### Work to be completed
Repeat each entry below without omitting a single word.

□ □ □ □ □

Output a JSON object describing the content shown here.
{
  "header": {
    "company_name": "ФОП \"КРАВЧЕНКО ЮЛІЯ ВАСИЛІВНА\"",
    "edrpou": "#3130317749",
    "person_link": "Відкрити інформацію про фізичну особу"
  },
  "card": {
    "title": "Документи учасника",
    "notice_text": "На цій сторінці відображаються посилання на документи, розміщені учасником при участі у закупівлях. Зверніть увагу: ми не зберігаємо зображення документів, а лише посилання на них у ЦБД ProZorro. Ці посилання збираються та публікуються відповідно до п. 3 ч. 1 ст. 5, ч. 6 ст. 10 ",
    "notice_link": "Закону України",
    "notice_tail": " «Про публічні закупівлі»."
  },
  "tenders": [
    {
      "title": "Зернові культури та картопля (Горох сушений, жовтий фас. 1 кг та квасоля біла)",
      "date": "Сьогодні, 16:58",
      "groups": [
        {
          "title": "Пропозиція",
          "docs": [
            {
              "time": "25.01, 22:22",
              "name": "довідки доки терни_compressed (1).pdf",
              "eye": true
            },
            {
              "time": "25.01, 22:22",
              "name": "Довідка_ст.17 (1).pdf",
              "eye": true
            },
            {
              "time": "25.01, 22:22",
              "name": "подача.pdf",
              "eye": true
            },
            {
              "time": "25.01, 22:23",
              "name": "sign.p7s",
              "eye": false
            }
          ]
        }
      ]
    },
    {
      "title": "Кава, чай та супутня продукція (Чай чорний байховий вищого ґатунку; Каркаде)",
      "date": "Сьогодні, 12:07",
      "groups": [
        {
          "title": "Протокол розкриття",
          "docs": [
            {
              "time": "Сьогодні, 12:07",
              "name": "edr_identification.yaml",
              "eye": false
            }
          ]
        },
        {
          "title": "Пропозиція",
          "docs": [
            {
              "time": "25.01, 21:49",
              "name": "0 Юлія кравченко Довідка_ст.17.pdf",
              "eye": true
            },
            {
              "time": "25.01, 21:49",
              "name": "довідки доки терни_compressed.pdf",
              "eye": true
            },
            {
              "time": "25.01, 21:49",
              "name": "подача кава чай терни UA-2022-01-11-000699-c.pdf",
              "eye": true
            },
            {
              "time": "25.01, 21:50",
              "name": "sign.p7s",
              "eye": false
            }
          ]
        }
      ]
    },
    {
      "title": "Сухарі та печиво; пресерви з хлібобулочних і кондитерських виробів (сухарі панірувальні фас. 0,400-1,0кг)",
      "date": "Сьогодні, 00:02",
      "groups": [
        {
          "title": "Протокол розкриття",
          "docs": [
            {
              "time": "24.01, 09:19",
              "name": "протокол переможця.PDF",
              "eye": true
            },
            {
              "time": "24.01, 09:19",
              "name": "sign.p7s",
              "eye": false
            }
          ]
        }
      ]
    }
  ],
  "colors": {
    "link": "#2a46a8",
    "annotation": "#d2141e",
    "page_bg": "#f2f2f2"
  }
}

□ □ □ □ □

### Result for this exercise
Output a JSON object describing the content shown here.
{
  "header": {
    "company_name": "ФОП \"КРАВЧЕНКО ЮЛІЯ ВАСИЛІВНА\"",
    "edrpou": "#3130317749",
    "person_link": "Відкрити інформацію про фізичну особу"
  },
  "card": {
    "title": "Документи учасника",
    "notice_text": "На цій сторінці відображаються посилання на документи, розміщені учасником при участі у закупівлях. Зверніть увагу: ми не зберігаємо зображення документів, а лише посилання на них у ЦБД ProZorro. Ці посилання збираються та публікуються відповідно до п. 3 ч. 1 ст. 5, ч. 6 ст. 10 ",
    "notice_link": "Закону України",
    "notice_tail": " «Про публічні закупівлі»."
  },
  "tenders": [
    {
      "title": "Зернові культури та картопля (Горох сушений, жовтий фас. 1 кг та квасоля біла)",
      "date": "Сьогодні, 16:58",
      "groups": [
        {
          "title": "Пропозиція",
          "docs": [
            {
              "time": "25.01, 22:22",
              "name": "довідки доки терни_compressed (1).pdf",
              "eye": true
            },
            {
              "time": "25.01, 22:22",
              "name": "Довідка_ст.17 (1).pdf",
              "eye": true
            },
            {
              "time": "25.01, 22:22",
              "name": "подача.pdf",
              "eye": true
            },
            {
              "time": "25.01, 22:23",
              "name": "sign.p7s",
              "eye": false
            }
          ]
        }
      ]
    },
    {
      "title": "Кава, чай та супутня продукція (Чай чорний байховий вищого ґатунку; Каркаде)",
      "date": "Сьогодні, 12:07",
      "groups": [
        {
          "title": "Протокол розкриття",
          "docs": [
            {
              "time": "Сьогодні, 12:07",
              "name": "edr_identification.yaml",
              "eye": false
            }
          ]
        },
        {
          "title": "Пропозиція",
          "docs": [
            {
              "time": "25.01, 21:49",
              "name": "0 Юлія кравченко Довідка_ст.17.pdf",
              "eye": true
            },
            {
              "time": "25.01, 21:49",
              "name": "довідки доки терни_compressed.pdf",
              "eye": true
            },
            {
              "time": "25.01, 21:49",
              "name": "подача кава чай терни UA-2022-01-11-000699-c.pdf",
              "eye": true
            },
            {
              "time": "25.01, 21:50",
              "name": "sign.p7s",
              "eye": false
            }
          ]
        }
      ]
    },
    {
      "title": "Сухарі та печиво; пресерви з хлібобулочних і кондитерських виробів (сухарі панірувальні фас. 0,400-1,0кг)",
      "date": "Сьогодні, 00:02",
      "groups": [
        {
          "title": "Протокол розкриття",
          "docs": [
            {
              "time": "24.01, 09:19",
              "name": "протокол переможця.PDF",
              "eye": true
            },
            {
              "time": "24.01, 09:19",
              "name": "sign.p7s",
              "eye": false
            }
          ]
        }
      ]
    }
  ],
  "colors": {
    "link": "#2a46a8",
    "annotation": "#d2141e",
    "page_bg": "#f2f2f2"
  }
}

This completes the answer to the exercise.